__TASK__. All lines in the entries below that hold "true" make up the answer.

┌──

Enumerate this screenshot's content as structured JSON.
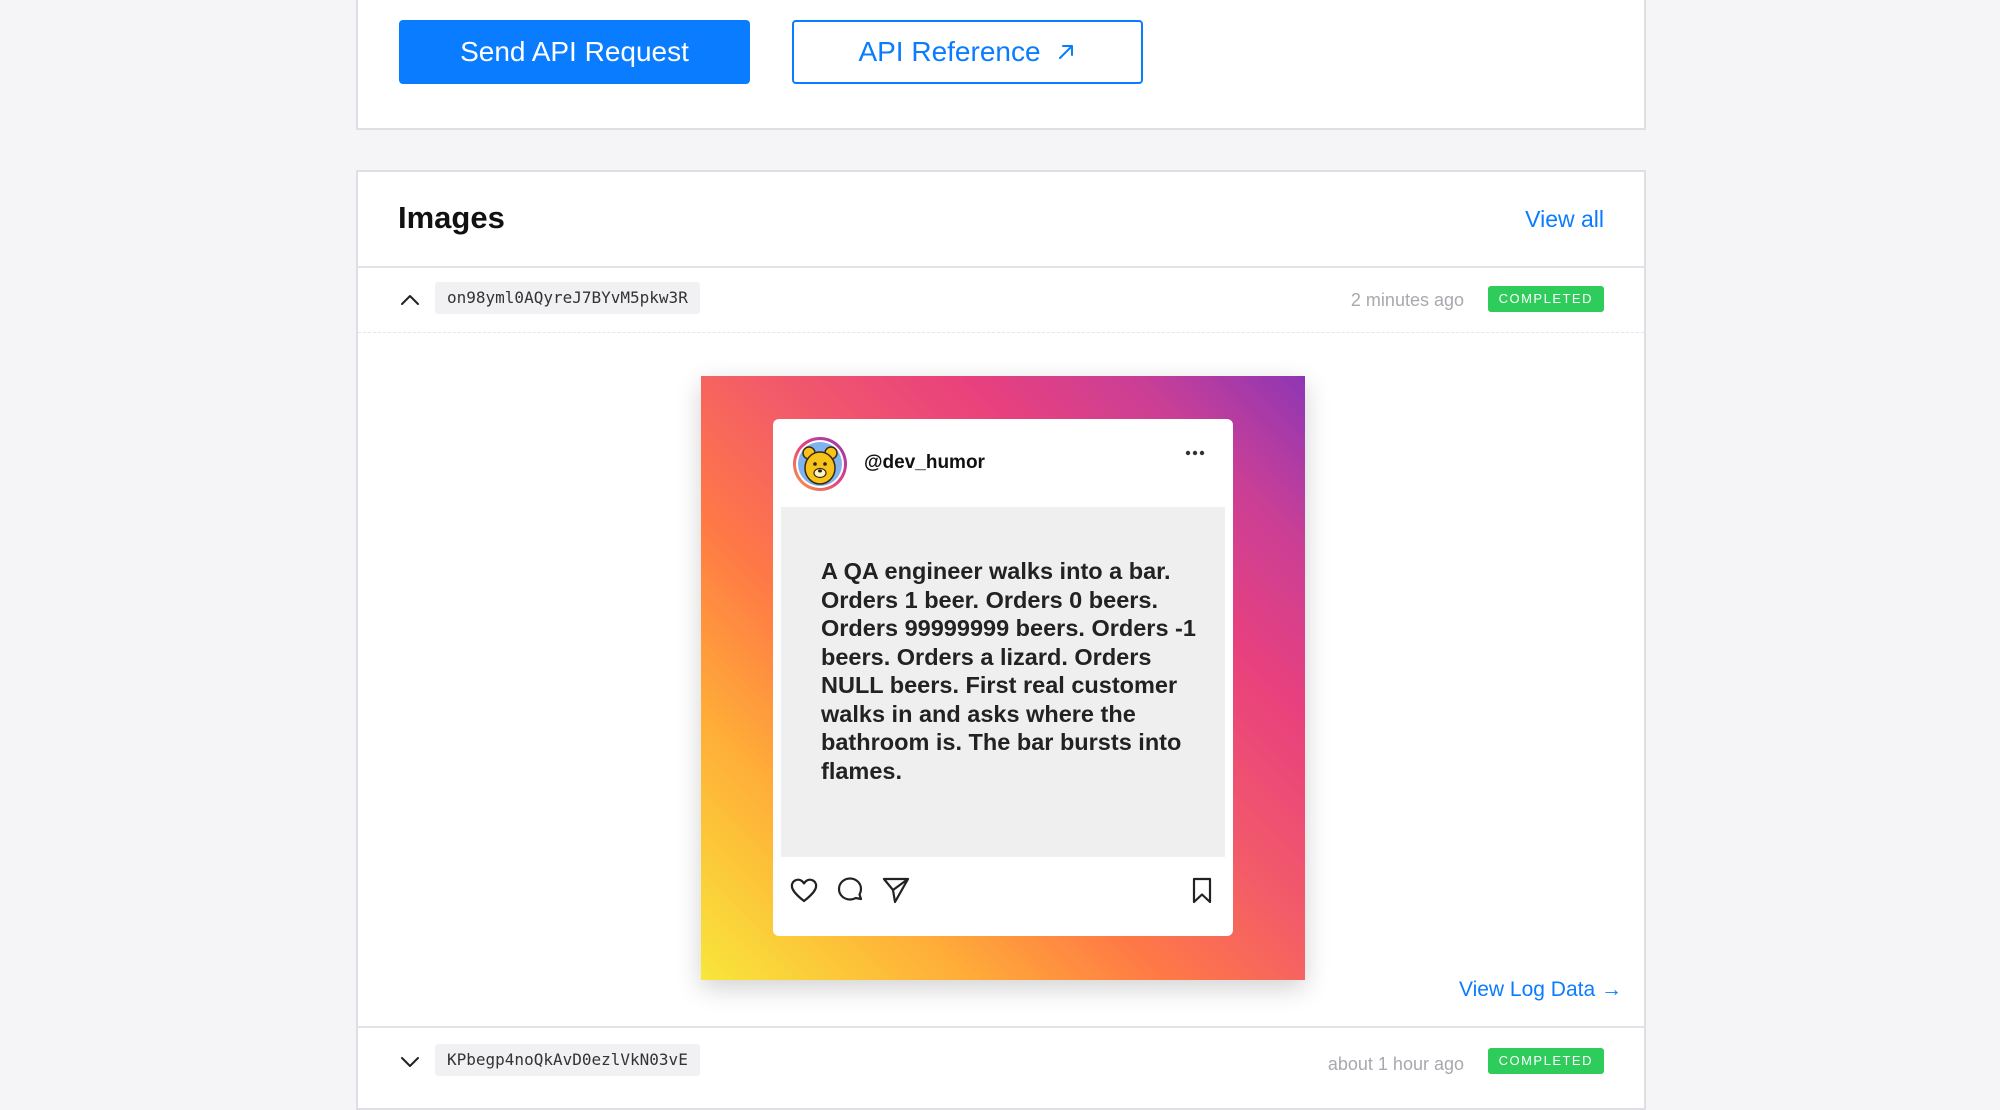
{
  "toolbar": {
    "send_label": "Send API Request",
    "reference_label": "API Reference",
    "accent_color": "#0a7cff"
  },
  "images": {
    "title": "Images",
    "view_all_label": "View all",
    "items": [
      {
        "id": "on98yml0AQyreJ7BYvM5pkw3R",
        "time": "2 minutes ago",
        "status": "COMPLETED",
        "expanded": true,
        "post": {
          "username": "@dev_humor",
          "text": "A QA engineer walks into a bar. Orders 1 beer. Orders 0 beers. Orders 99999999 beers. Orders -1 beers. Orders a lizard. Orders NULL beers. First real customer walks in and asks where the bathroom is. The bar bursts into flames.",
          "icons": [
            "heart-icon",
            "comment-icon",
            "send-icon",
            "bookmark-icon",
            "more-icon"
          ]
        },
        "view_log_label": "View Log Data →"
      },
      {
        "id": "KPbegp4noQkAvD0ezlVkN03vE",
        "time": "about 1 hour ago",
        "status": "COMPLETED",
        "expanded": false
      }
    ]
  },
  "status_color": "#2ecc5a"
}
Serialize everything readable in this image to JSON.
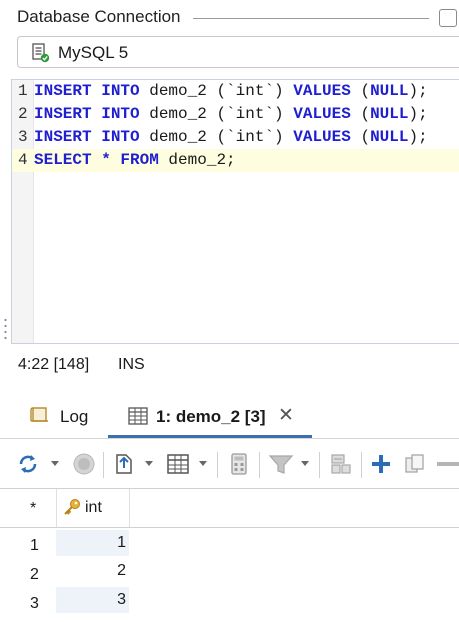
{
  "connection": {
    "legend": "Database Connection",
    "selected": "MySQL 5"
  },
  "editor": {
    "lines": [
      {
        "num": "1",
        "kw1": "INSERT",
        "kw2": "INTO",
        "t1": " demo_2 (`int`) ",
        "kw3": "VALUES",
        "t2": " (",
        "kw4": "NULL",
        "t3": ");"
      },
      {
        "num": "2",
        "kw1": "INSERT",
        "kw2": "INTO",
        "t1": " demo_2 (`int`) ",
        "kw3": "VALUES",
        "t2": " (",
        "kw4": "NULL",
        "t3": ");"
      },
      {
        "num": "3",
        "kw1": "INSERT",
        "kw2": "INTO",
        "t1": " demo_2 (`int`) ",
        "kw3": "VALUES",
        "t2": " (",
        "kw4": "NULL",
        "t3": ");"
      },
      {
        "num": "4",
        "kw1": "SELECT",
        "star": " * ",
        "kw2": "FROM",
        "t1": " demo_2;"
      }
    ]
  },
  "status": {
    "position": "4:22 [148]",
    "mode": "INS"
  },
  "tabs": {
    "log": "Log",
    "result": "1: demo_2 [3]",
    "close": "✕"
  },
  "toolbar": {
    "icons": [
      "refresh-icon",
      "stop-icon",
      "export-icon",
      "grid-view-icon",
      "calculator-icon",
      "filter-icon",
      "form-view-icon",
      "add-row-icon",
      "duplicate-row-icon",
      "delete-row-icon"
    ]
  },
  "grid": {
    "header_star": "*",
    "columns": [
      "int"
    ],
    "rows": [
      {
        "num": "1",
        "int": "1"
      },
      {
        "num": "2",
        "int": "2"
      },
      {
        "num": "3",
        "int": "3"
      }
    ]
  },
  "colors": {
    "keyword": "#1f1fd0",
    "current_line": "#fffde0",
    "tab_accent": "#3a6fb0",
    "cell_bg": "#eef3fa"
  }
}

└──
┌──

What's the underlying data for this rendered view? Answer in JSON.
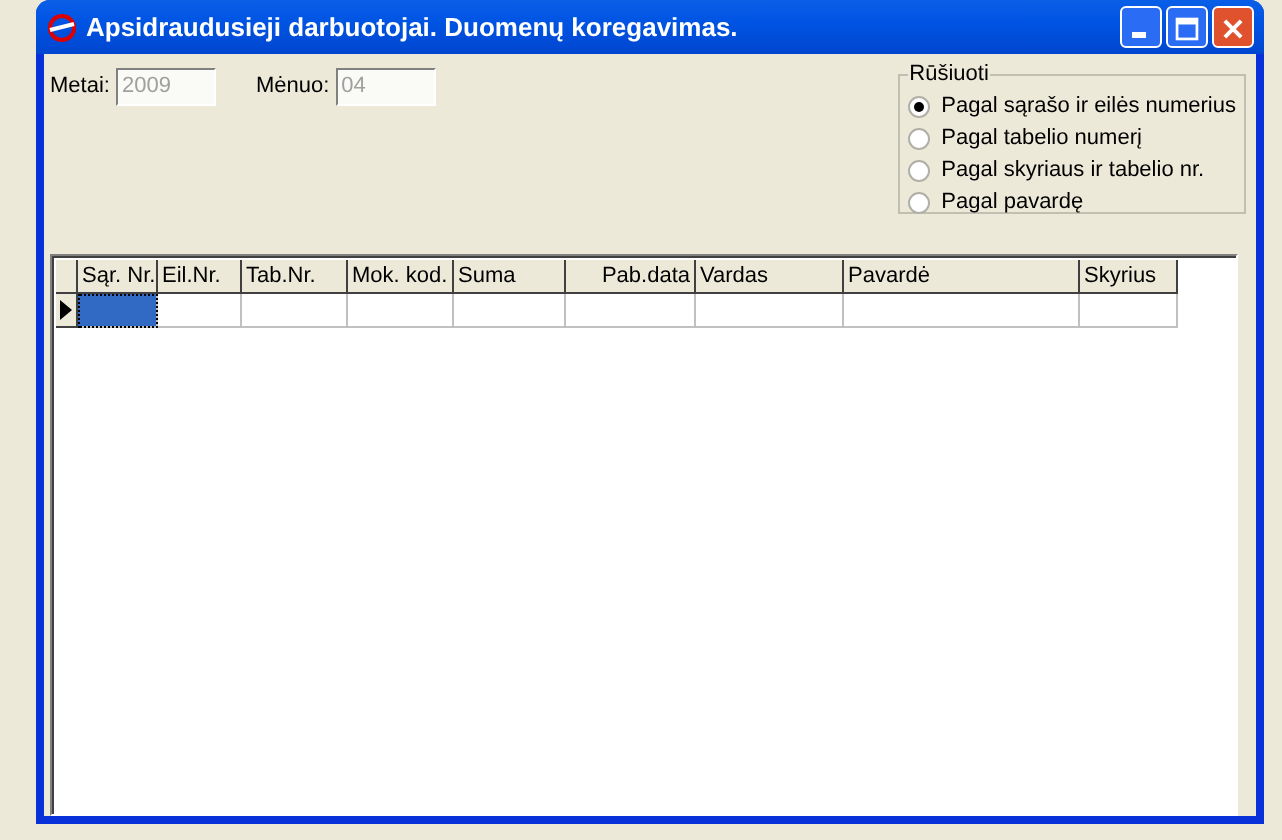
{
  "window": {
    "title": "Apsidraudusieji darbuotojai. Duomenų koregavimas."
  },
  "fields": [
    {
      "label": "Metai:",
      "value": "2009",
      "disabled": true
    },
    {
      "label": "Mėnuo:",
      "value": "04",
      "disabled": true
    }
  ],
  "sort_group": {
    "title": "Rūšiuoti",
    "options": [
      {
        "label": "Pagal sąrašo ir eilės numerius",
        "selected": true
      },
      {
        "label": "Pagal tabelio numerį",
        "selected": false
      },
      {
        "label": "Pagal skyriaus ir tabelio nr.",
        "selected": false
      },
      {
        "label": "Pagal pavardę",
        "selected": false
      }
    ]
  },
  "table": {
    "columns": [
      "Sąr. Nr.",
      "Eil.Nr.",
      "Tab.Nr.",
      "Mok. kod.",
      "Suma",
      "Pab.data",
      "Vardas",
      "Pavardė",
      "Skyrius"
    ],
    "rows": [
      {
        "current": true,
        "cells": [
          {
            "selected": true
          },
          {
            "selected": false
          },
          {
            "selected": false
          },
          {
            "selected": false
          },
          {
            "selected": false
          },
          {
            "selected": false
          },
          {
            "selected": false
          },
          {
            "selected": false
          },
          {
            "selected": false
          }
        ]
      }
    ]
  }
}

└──

__EXPECTED OUTPUT__.
        "expanded": true,
      "disabled": true
      "disabled": true
        "selected": true
        "current": true,
            "selected": true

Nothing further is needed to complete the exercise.